### Task details
Could you output each line below exactly as it appears, excluding any pictures?

### Input data
*****
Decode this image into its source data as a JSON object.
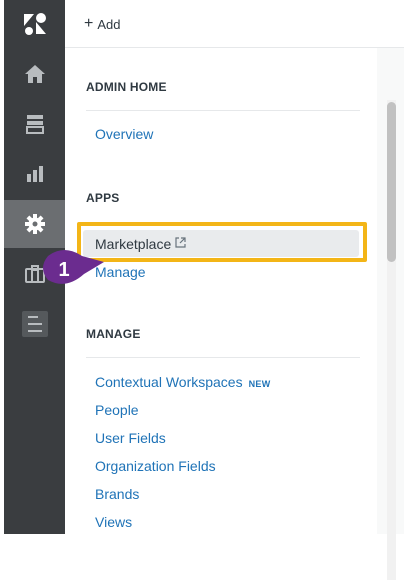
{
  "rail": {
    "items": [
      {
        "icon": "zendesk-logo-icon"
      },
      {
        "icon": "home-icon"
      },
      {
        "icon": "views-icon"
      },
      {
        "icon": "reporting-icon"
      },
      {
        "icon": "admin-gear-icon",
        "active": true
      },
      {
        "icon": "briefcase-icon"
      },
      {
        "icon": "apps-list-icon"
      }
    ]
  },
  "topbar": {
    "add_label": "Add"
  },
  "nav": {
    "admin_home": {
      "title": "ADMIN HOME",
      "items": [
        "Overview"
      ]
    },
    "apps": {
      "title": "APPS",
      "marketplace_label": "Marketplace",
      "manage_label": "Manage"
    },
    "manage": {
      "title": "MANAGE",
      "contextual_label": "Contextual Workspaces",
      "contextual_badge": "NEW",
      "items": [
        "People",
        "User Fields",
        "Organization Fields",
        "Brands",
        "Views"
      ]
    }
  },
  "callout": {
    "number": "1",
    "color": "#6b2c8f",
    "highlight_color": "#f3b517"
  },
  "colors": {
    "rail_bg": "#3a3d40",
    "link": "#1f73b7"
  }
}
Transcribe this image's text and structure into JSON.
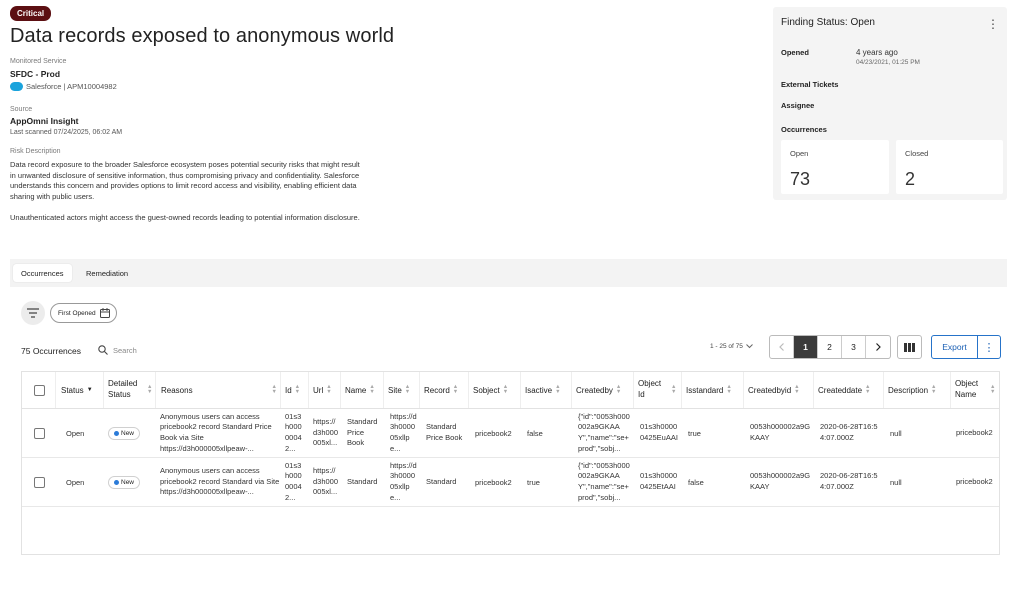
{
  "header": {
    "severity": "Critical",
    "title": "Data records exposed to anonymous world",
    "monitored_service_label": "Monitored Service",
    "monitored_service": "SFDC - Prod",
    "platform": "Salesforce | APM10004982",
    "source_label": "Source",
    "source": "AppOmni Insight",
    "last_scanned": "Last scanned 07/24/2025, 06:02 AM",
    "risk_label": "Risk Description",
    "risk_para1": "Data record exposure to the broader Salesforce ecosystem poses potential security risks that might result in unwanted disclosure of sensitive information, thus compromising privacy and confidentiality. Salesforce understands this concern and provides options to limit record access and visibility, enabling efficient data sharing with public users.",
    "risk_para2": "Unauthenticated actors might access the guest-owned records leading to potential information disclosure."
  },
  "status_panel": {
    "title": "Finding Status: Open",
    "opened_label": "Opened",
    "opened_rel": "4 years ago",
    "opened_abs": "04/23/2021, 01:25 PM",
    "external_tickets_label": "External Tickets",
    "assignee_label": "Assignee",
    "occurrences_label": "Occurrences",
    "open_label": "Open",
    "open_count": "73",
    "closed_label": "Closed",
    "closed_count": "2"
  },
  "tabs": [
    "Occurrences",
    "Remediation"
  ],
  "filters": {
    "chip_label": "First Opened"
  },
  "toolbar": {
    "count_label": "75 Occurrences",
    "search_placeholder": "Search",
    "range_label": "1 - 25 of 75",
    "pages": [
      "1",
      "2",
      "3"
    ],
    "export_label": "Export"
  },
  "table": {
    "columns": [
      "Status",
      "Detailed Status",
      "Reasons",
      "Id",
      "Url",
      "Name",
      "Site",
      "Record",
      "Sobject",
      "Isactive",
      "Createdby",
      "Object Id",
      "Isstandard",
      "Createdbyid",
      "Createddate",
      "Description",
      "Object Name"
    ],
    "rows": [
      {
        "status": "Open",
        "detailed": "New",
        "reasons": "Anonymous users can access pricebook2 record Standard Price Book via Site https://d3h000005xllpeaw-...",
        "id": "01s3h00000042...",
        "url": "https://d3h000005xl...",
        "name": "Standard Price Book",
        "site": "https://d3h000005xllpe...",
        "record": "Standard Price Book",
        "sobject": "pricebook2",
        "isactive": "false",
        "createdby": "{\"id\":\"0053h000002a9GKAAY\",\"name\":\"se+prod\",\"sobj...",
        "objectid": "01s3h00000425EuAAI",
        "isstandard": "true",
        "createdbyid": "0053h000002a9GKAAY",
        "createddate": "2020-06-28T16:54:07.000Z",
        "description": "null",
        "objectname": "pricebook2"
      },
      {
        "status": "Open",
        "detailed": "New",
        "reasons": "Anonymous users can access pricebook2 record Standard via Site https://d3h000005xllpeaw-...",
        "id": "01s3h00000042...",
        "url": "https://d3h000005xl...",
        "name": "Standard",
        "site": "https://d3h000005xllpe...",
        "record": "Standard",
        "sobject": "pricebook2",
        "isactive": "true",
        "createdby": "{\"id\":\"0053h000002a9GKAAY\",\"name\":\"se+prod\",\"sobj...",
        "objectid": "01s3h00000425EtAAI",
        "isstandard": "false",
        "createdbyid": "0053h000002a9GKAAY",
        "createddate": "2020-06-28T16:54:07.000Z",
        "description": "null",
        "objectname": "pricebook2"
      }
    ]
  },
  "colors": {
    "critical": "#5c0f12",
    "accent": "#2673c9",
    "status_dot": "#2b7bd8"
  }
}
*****
### Answer
Decode this image into its source data as a JSON object.
{
  "rail": {
    "items": [
      {
        "icon": "zendesk-logo-icon"
      },
      {
        "icon": "home-icon"
      },
      {
        "icon": "views-icon"
      },
      {
        "icon": "reporting-icon"
      },
      {
        "icon": "admin-gear-icon",
        "active": true
      },
      {
        "icon": "briefcase-icon"
      },
      {
        "icon": "apps-list-icon"
      }
    ]
  },
  "topbar": {
    "add_label": "Add"
  },
  "nav": {
    "admin_home": {
      "title": "ADMIN HOME",
      "items": [
        "Overview"
      ]
    },
    "apps": {
      "title": "APPS",
      "marketplace_label": "Marketplace",
      "manage_label": "Manage"
    },
    "manage": {
      "title": "MANAGE",
      "contextual_label": "Contextual Workspaces",
      "contextual_badge": "NEW",
      "items": [
        "People",
        "User Fields",
        "Organization Fields",
        "Brands",
        "Views"
      ]
    }
  },
  "callout": {
    "number": "1",
    "color": "#6b2c8f",
    "highlight_color": "#f3b517"
  },
  "colors": {
    "rail_bg": "#3a3d40",
    "link": "#1f73b7"
  }
}
Transcribe this image's text and structure into JSON.
{
  "header": {
    "severity": "Critical",
    "title": "Data records exposed to anonymous world",
    "monitored_service_label": "Monitored Service",
    "monitored_service": "SFDC - Prod",
    "platform": "Salesforce | APM10004982",
    "source_label": "Source",
    "source": "AppOmni Insight",
    "last_scanned": "Last scanned 07/24/2025, 06:02 AM",
    "risk_label": "Risk Description",
    "risk_para1": "Data record exposure to the broader Salesforce ecosystem poses potential security risks that might result in unwanted disclosure of sensitive information, thus compromising privacy and confidentiality. Salesforce understands this concern and provides options to limit record access and visibility, enabling efficient data sharing with public users.",
    "risk_para2": "Unauthenticated actors might access the guest-owned records leading to potential information disclosure."
  },
  "status_panel": {
    "title": "Finding Status: Open",
    "opened_label": "Opened",
    "opened_rel": "4 years ago",
    "opened_abs": "04/23/2021, 01:25 PM",
    "external_tickets_label": "External Tickets",
    "assignee_label": "Assignee",
    "occurrences_label": "Occurrences",
    "open_label": "Open",
    "open_count": "73",
    "closed_label": "Closed",
    "closed_count": "2"
  },
  "tabs": [
    "Occurrences",
    "Remediation"
  ],
  "filters": {
    "chip_label": "First Opened"
  },
  "toolbar": {
    "count_label": "75 Occurrences",
    "search_placeholder": "Search",
    "range_label": "1 - 25 of 75",
    "pages": [
      "1",
      "2",
      "3"
    ],
    "export_label": "Export"
  },
  "table": {
    "columns": [
      "Status",
      "Detailed Status",
      "Reasons",
      "Id",
      "Url",
      "Name",
      "Site",
      "Record",
      "Sobject",
      "Isactive",
      "Createdby",
      "Object Id",
      "Isstandard",
      "Createdbyid",
      "Createddate",
      "Description",
      "Object Name"
    ],
    "rows": [
      {
        "status": "Open",
        "detailed": "New",
        "reasons": "Anonymous users can access pricebook2 record Standard Price Book via Site https://d3h000005xllpeaw-...",
        "id": "01s3h00000042...",
        "url": "https://d3h000005xl...",
        "name": "Standard Price Book",
        "site": "https://d3h000005xllpe...",
        "record": "Standard Price Book",
        "sobject": "pricebook2",
        "isactive": "false",
        "createdby": "{\"id\":\"0053h000002a9GKAAY\",\"name\":\"se+prod\",\"sobj...",
        "objectid": "01s3h00000425EuAAI",
        "isstandard": "true",
        "createdbyid": "0053h000002a9GKAAY",
        "createddate": "2020-06-28T16:54:07.000Z",
        "description": "null",
        "objectname": "pricebook2"
      },
      {
        "status": "Open",
        "detailed": "New",
        "reasons": "Anonymous users can access pricebook2 record Standard via Site https://d3h000005xllpeaw-...",
        "id": "01s3h00000042...",
        "url": "https://d3h000005xl...",
        "name": "Standard",
        "site": "https://d3h000005xllpe...",
        "record": "Standard",
        "sobject": "pricebook2",
        "isactive": "true",
        "createdby": "{\"id\":\"0053h000002a9GKAAY\",\"name\":\"se+prod\",\"sobj...",
        "objectid": "01s3h00000425EtAAI",
        "isstandard": "false",
        "createdbyid": "0053h000002a9GKAAY",
        "createddate": "2020-06-28T16:54:07.000Z",
        "description": "null",
        "objectname": "pricebook2"
      }
    ]
  },
  "colors": {
    "critical": "#5c0f12",
    "accent": "#2673c9",
    "status_dot": "#2b7bd8"
  }
}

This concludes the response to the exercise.